The International Peacemaker program is sponsored by the Presbyterian Peacemaking Program.

Ibrahim Makram is from Egypt where he serves as Senior Director of Development in the Coptic Evangelical Organization for Social Services (CEOSS). He brings 32 years of experience in human rights based approaches to development, poverty reduction, advocacy and leadership development.

What is the most important situation in your country that you will be addressing?

The role of the Christian in Egypt. The recent violence in our country has given us the platform to convey a message of peace and tolerance. It is also an opportunity to seek and hopefully gain public support for our efforts.

How are faith communities trying to address this situation?

Church leaders have come together within the Egyptian Council of Churches. It is very important that we speak with a unified voice.

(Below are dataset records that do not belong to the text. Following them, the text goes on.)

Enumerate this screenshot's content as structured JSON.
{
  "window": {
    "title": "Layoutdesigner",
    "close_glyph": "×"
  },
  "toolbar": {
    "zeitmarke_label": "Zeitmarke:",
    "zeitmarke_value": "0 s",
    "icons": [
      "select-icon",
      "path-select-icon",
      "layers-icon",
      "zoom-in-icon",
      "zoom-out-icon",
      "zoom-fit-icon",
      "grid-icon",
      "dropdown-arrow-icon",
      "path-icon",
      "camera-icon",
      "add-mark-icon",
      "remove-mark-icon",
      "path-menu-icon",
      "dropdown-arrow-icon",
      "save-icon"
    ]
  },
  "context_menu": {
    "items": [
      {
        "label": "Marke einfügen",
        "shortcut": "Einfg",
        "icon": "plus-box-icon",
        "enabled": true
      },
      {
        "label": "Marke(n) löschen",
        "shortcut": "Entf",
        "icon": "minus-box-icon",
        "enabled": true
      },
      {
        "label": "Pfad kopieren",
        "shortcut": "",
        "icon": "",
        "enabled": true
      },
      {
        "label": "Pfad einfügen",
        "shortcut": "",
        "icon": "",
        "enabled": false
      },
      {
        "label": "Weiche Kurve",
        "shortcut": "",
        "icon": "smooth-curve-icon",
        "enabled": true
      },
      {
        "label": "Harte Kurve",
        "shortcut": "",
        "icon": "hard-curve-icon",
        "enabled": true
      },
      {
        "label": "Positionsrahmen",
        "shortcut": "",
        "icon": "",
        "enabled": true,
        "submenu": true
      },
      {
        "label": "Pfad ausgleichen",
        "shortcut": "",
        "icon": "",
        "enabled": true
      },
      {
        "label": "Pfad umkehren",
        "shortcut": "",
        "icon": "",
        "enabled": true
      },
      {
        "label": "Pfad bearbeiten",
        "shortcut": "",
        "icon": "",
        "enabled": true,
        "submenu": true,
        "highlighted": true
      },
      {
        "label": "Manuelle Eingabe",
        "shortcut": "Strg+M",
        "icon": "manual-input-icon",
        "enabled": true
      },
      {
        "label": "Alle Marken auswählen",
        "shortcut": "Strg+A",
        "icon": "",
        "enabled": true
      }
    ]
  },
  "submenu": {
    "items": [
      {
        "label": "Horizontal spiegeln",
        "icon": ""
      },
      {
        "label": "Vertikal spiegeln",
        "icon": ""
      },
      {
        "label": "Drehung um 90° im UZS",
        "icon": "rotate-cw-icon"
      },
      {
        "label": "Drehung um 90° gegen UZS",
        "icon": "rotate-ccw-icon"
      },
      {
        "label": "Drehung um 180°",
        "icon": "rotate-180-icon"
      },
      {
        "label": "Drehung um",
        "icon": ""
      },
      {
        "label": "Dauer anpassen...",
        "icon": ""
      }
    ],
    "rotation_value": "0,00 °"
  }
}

We are calling for a peaceful change and are working to help families who are suffering regardless of whether they are Christian or Muslim.

What peacemaking lessons from your situation are you trying to communicate to U.S. Presbyterians?

First, we need to build as many channels as we can to American churches and support groups. Secondly, we need to ensure the mainstream media is getting the entire story, not just part of it. Thirdly, we need to come up with common actions to combat poverty and create a real dialogue because we need to build trust in a future that benefits all of us.

What is the primary message you want to communicate to U.S. Presbyterians about your country?

Their involvement is very important, not just financially but also with understanding. We want to create and communicate messages of peace countrywide.

Ibrahim Makram will be visiting the Synod of Mid-America and the presbyteries of Eastern Oregon, Greater Atlanta and Wyoming.

Rick Jones is communications strategist for Compassion, Peace and Justice ministries and is a regular contributor to Presbyterian News Service.